§ Aim of the task
Retype all of the data that follows, line for line.

[Source data]
BEGIN
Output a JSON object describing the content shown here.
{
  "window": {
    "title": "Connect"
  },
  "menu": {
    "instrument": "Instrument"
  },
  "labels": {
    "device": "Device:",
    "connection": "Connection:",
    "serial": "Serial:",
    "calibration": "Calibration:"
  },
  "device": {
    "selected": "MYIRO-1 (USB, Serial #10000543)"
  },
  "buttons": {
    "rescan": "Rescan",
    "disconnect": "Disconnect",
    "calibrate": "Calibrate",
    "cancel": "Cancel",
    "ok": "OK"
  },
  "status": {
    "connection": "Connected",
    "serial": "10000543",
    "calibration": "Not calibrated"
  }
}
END
§ Reply
Output a JSON object describing the content shown here.
{
  "window": {
    "title": "Connect"
  },
  "menu": {
    "instrument": "Instrument"
  },
  "labels": {
    "device": "Device:",
    "connection": "Connection:",
    "serial": "Serial:",
    "calibration": "Calibration:"
  },
  "device": {
    "selected": "MYIRO-1 (USB, Serial #10000543)"
  },
  "buttons": {
    "rescan": "Rescan",
    "disconnect": "Disconnect",
    "calibrate": "Calibrate",
    "cancel": "Cancel",
    "ok": "OK"
  },
  "status": {
    "connection": "Connected",
    "serial": "10000543",
    "calibration": "Not calibrated"
  }
}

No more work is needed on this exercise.